Palantir’s filing suggests a valuation of some $10 billion, down from a private value as high as $25 billion, according to Renaissance Capital.

The company posted a loss of $580 million last year on revenue of $743 million. But it sees prospects improving as it offers solutions to what it calls “fractured health care systems, erosions of data privacy, strained criminal justice systems and outmoded ways of fighting wars,” its regulatory filing says.

Palantir’s biggest shareholder is Peter Thiel, an early Facebook investor and one of the rare tech executives who backed Donald Trump’s campaign in 2016.

“We are in a deadly race between politics and technology,” Thiel wrote in a 2009 essay for the libertarian Cato Institute.

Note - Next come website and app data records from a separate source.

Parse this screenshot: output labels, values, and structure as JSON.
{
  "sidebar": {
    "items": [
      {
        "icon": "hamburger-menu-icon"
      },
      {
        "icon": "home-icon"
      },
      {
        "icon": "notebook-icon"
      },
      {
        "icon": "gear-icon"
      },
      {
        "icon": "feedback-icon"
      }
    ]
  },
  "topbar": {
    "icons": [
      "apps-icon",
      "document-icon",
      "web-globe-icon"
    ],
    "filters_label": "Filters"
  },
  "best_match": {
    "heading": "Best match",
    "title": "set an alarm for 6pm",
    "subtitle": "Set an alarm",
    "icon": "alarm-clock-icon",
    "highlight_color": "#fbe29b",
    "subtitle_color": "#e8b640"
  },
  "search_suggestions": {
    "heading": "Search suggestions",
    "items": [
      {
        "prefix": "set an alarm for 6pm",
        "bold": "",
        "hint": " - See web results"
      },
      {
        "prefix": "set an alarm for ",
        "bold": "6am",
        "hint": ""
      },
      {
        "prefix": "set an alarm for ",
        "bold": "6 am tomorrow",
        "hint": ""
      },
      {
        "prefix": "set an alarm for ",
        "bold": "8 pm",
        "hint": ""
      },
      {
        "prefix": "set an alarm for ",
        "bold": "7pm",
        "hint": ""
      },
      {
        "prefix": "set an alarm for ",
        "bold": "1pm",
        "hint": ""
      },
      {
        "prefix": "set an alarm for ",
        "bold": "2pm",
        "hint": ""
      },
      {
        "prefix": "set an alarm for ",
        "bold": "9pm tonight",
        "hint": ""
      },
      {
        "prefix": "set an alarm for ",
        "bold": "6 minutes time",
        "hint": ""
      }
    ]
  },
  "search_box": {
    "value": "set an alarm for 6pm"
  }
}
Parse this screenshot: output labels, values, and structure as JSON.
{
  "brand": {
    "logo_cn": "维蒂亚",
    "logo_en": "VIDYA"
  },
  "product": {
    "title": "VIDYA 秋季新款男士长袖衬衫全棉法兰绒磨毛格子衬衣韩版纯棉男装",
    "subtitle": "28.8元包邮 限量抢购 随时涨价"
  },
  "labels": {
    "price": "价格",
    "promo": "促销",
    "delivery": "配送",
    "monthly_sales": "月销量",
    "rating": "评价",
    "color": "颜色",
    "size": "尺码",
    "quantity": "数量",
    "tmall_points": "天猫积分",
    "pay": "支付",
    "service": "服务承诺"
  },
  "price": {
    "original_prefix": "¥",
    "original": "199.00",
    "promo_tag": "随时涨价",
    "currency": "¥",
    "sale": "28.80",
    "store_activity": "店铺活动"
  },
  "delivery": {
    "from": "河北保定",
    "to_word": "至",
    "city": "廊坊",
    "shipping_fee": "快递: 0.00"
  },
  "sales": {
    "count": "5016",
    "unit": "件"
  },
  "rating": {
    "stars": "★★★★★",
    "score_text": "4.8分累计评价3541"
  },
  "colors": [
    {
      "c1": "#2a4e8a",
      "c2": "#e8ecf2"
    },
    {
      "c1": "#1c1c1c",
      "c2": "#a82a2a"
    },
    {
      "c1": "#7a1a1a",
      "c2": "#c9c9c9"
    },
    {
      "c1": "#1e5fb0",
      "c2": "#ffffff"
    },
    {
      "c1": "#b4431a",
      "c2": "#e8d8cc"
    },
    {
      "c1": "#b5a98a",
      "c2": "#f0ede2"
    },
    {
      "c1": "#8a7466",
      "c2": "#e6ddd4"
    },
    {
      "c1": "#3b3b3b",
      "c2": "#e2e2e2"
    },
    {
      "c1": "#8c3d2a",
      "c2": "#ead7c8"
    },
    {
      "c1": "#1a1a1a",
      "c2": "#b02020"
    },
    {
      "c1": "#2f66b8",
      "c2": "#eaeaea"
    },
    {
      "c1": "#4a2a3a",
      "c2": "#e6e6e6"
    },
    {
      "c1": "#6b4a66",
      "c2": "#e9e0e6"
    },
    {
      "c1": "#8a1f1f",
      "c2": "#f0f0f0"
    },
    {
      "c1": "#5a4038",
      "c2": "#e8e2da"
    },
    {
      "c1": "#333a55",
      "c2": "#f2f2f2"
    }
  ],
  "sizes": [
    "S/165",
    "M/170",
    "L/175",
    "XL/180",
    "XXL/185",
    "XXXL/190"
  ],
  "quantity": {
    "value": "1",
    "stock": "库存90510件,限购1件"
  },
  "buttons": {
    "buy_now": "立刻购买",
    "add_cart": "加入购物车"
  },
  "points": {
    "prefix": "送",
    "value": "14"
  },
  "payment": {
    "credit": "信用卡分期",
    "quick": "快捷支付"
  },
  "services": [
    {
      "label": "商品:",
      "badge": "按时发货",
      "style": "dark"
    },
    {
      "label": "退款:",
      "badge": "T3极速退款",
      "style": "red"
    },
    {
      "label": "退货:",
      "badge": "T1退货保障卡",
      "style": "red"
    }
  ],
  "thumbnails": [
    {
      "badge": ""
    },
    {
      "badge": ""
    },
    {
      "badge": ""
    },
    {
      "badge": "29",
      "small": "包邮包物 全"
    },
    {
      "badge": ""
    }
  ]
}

Activists argue that Palantir’s technology — which scoops up financial records, social media posts, call records and internet records — enables unprecedented opportunities for mass surveillance with little oversight on privacy and fundamental rights.

Human rights activists have staged protests against Palantir after US agencies used its technology to hunt down illegal immigrants in the United States.

The immigration rights activist group Mijente claims Palantir technology is used in operations to track and arrest thousands of people “just for being undocumented.”

Palantir is a major player in “predictive policing,” a technology which critics say can amplify bias in law enforcement.

A 2017 research paper by University of Texas sociologist Sarah Brayne found the Palantir platform can connect seemingly unrelated bits of data for investigators, but can also lead to “a proliferation of data from police” collected without a warrant.

Palantir does not apologize for its work in national security and law enforcement.

Palantir points out that it created a privacy and civil liberties board in 2012, ahead of most tech rivals. It also rejects working with China as “inconsistent with our culture and mission.”